A signature characteristic of Alzheimer's disease (AD) is aggregation of amyloid-beta (Aβ) fibrils in the brain. Nevertheless, the links between Aβ and AD pathology remain incompletely understood. It has been proposed that neurotoxicity arising from aggregation of the Aβ1-42 peptide can in part be explained by metal ion binding interactions. Using advanced X-ray microscopy techniques at sub-micron resolution, we investigated relationships between iron biochemistry and AD pathology in intact cortex from an established mouse model over-producing Aβ. We found a direct correlation of amyloid plaque morphology with iron, and evidence for the formation of an iron-amyloid complex. We also show that iron biomineral deposits in the cortical tissue contain the mineral magnetite, and provide evidence that Aβ-induced chemical reduction of iron could occur in vivo. Our observations point to the specific role of iron in amyloid deposition and AD pathology, and may impact development of iron-modifying therapeutics for AD.
Institute for Science and Technology in Medicine, Keele University, Stoke-on-Trent, Staffordshire ST4 7QB, UK. Electronic address: email@example.com.,
Institute for Science and Technology in Medicine, Keele University, Stoke-on-Trent, Staffordshire ST4 7QB, UK.,
Warwick Engineering in Biomedicine, School of Engineering, University of Warwick, Coventry CV4 7AL, UK; Department of Materials Science and Engineering, University of Florida, Gainesville, FL 32611, USA.,
Department of Materials Science and Engineering, University of Florida, Gainesville, FL 32611, USA; J. Crayton Pruitt Family Department of Biomedical Engineering, Institute for Cell Engineering and Regenerative Medicine (ICERM), University of Florida, Gainesville, FL 32611, USA.,
Magnetic Spectroscopy Group, Diamond Light Source, Didcot, Oxfordshire OX11 ODE, UK.,
Department of Physiology, Trinity College Institute of Neuroscience, Trinity College Dublin, Dublin, Ireland.,

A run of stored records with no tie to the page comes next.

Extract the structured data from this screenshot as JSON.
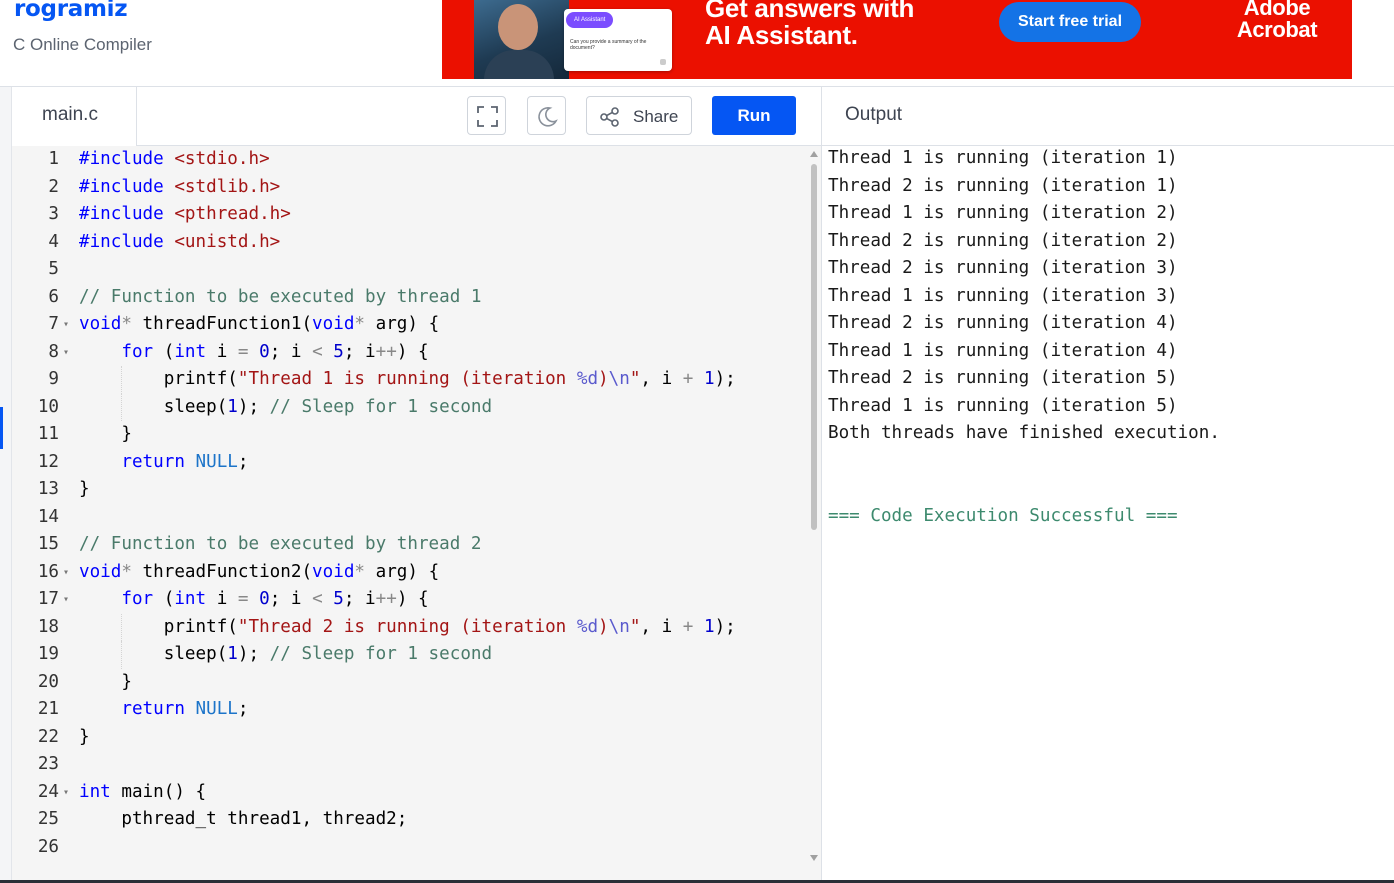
{
  "header": {
    "brand": "rogramiz",
    "subtitle": "C Online Compiler"
  },
  "ad": {
    "chip_label": "AI Assistant",
    "chat_prompt": "Can you provide a summary of the document?",
    "headline_line1": "Get answers with",
    "headline_line2": "AI Assistant.",
    "cta": "Start free trial",
    "brand_line1": "Adobe",
    "brand_line2": "Acrobat"
  },
  "editor": {
    "file_tab": "main.c",
    "share_label": "Share",
    "run_label": "Run",
    "fullscreen_icon": "fullscreen-icon",
    "theme_icon": "moon-icon",
    "share_icon": "share-icon"
  },
  "code_lines": [
    {
      "n": "1",
      "fold": false,
      "indent": 0,
      "tokens": [
        [
          "kw",
          "#include"
        ],
        [
          "",
          " "
        ],
        [
          "str",
          "<stdio.h>"
        ]
      ]
    },
    {
      "n": "2",
      "fold": false,
      "indent": 0,
      "tokens": [
        [
          "kw",
          "#include"
        ],
        [
          "",
          " "
        ],
        [
          "str",
          "<stdlib.h>"
        ]
      ]
    },
    {
      "n": "3",
      "fold": false,
      "indent": 0,
      "tokens": [
        [
          "kw",
          "#include"
        ],
        [
          "",
          " "
        ],
        [
          "str",
          "<pthread.h>"
        ]
      ]
    },
    {
      "n": "4",
      "fold": false,
      "indent": 0,
      "tokens": [
        [
          "kw",
          "#include"
        ],
        [
          "",
          " "
        ],
        [
          "str",
          "<unistd.h>"
        ]
      ]
    },
    {
      "n": "5",
      "fold": false,
      "indent": 0,
      "tokens": []
    },
    {
      "n": "6",
      "fold": false,
      "indent": 0,
      "tokens": [
        [
          "cm",
          "// Function to be executed by thread 1"
        ]
      ]
    },
    {
      "n": "7",
      "fold": true,
      "indent": 0,
      "tokens": [
        [
          "kw",
          "void"
        ],
        [
          "op",
          "*"
        ],
        [
          "",
          " threadFunction1("
        ],
        [
          "kw",
          "void"
        ],
        [
          "op",
          "*"
        ],
        [
          "",
          " arg) {"
        ]
      ]
    },
    {
      "n": "8",
      "fold": true,
      "indent": 1,
      "tokens": [
        [
          "",
          "    "
        ],
        [
          "kw",
          "for"
        ],
        [
          "",
          " ("
        ],
        [
          "kw",
          "int"
        ],
        [
          "",
          " i "
        ],
        [
          "op",
          "="
        ],
        [
          "",
          " "
        ],
        [
          "num",
          "0"
        ],
        [
          "",
          "; i "
        ],
        [
          "op",
          "<"
        ],
        [
          "",
          " "
        ],
        [
          "num",
          "5"
        ],
        [
          "",
          "; i"
        ],
        [
          "op",
          "++"
        ],
        [
          "",
          ") {"
        ]
      ]
    },
    {
      "n": "9",
      "fold": false,
      "indent": 2,
      "tokens": [
        [
          "",
          "        printf("
        ],
        [
          "str",
          "\"Thread 1 is running (iteration "
        ],
        [
          "esc",
          "%d"
        ],
        [
          "str",
          ")"
        ],
        [
          "esc",
          "\\n"
        ],
        [
          "str",
          "\""
        ],
        [
          "",
          ", i "
        ],
        [
          "op",
          "+"
        ],
        [
          "",
          " "
        ],
        [
          "num",
          "1"
        ],
        [
          "",
          ");"
        ]
      ]
    },
    {
      "n": "10",
      "fold": false,
      "indent": 2,
      "tokens": [
        [
          "",
          "        sleep("
        ],
        [
          "num",
          "1"
        ],
        [
          "",
          "); "
        ],
        [
          "cm",
          "// Sleep for 1 second"
        ]
      ]
    },
    {
      "n": "11",
      "fold": false,
      "indent": 1,
      "tokens": [
        [
          "",
          "    }"
        ]
      ]
    },
    {
      "n": "12",
      "fold": false,
      "indent": 1,
      "tokens": [
        [
          "",
          "    "
        ],
        [
          "kw",
          "return"
        ],
        [
          "",
          " "
        ],
        [
          "null",
          "NULL"
        ],
        [
          "",
          ";"
        ]
      ]
    },
    {
      "n": "13",
      "fold": false,
      "indent": 0,
      "tokens": [
        [
          "",
          "}"
        ]
      ]
    },
    {
      "n": "14",
      "fold": false,
      "indent": 0,
      "tokens": []
    },
    {
      "n": "15",
      "fold": false,
      "indent": 0,
      "tokens": [
        [
          "cm",
          "// Function to be executed by thread 2"
        ]
      ]
    },
    {
      "n": "16",
      "fold": true,
      "indent": 0,
      "tokens": [
        [
          "kw",
          "void"
        ],
        [
          "op",
          "*"
        ],
        [
          "",
          " threadFunction2("
        ],
        [
          "kw",
          "void"
        ],
        [
          "op",
          "*"
        ],
        [
          "",
          " arg) {"
        ]
      ]
    },
    {
      "n": "17",
      "fold": true,
      "indent": 1,
      "tokens": [
        [
          "",
          "    "
        ],
        [
          "kw",
          "for"
        ],
        [
          "",
          " ("
        ],
        [
          "kw",
          "int"
        ],
        [
          "",
          " i "
        ],
        [
          "op",
          "="
        ],
        [
          "",
          " "
        ],
        [
          "num",
          "0"
        ],
        [
          "",
          "; i "
        ],
        [
          "op",
          "<"
        ],
        [
          "",
          " "
        ],
        [
          "num",
          "5"
        ],
        [
          "",
          "; i"
        ],
        [
          "op",
          "++"
        ],
        [
          "",
          ") {"
        ]
      ]
    },
    {
      "n": "18",
      "fold": false,
      "indent": 2,
      "tokens": [
        [
          "",
          "        printf("
        ],
        [
          "str",
          "\"Thread 2 is running (iteration "
        ],
        [
          "esc",
          "%d"
        ],
        [
          "str",
          ")"
        ],
        [
          "esc",
          "\\n"
        ],
        [
          "str",
          "\""
        ],
        [
          "",
          ", i "
        ],
        [
          "op",
          "+"
        ],
        [
          "",
          " "
        ],
        [
          "num",
          "1"
        ],
        [
          "",
          ");"
        ]
      ]
    },
    {
      "n": "19",
      "fold": false,
      "indent": 2,
      "tokens": [
        [
          "",
          "        sleep("
        ],
        [
          "num",
          "1"
        ],
        [
          "",
          "); "
        ],
        [
          "cm",
          "// Sleep for 1 second"
        ]
      ]
    },
    {
      "n": "20",
      "fold": false,
      "indent": 1,
      "tokens": [
        [
          "",
          "    }"
        ]
      ]
    },
    {
      "n": "21",
      "fold": false,
      "indent": 1,
      "tokens": [
        [
          "",
          "    "
        ],
        [
          "kw",
          "return"
        ],
        [
          "",
          " "
        ],
        [
          "null",
          "NULL"
        ],
        [
          "",
          ";"
        ]
      ]
    },
    {
      "n": "22",
      "fold": false,
      "indent": 0,
      "tokens": [
        [
          "",
          "}"
        ]
      ]
    },
    {
      "n": "23",
      "fold": false,
      "indent": 0,
      "tokens": []
    },
    {
      "n": "24",
      "fold": true,
      "indent": 0,
      "tokens": [
        [
          "kw",
          "int"
        ],
        [
          "",
          " main() {"
        ]
      ]
    },
    {
      "n": "25",
      "fold": false,
      "indent": 1,
      "tokens": [
        [
          "",
          "    pthread_t thread1, thread2;"
        ]
      ]
    },
    {
      "n": "26",
      "fold": false,
      "indent": 0,
      "tokens": []
    }
  ],
  "output": {
    "title": "Output",
    "lines": [
      "Thread 1 is running (iteration 1)",
      "Thread 2 is running (iteration 1)",
      "Thread 1 is running (iteration 2)",
      "Thread 2 is running (iteration 2)",
      "Thread 2 is running (iteration 3)",
      "Thread 1 is running (iteration 3)",
      "Thread 2 is running (iteration 4)",
      "Thread 1 is running (iteration 4)",
      "Thread 2 is running (iteration 5)",
      "Thread 1 is running (iteration 5)",
      "Both threads have finished execution.",
      "",
      "",
      "=== Code Execution Successful ==="
    ]
  },
  "colors": {
    "accent": "#0556f3",
    "ad_red": "#eb1000",
    "keyword": "#0000ff",
    "string": "#a31515",
    "comment": "#4a7a6a",
    "success": "#3d8a6e"
  }
}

Canadian Light Source Inc., 44 Innovation Boulevard, Saskatoon, SK S7N 2V3, Canada.
BIMR and Department of Chemistry, McMaster University, Hamilton, ON L8S 4M1, Canada.
Disease Models, Animal
Microscopy, Electron, Transmission
Pub Type(s)Journal Article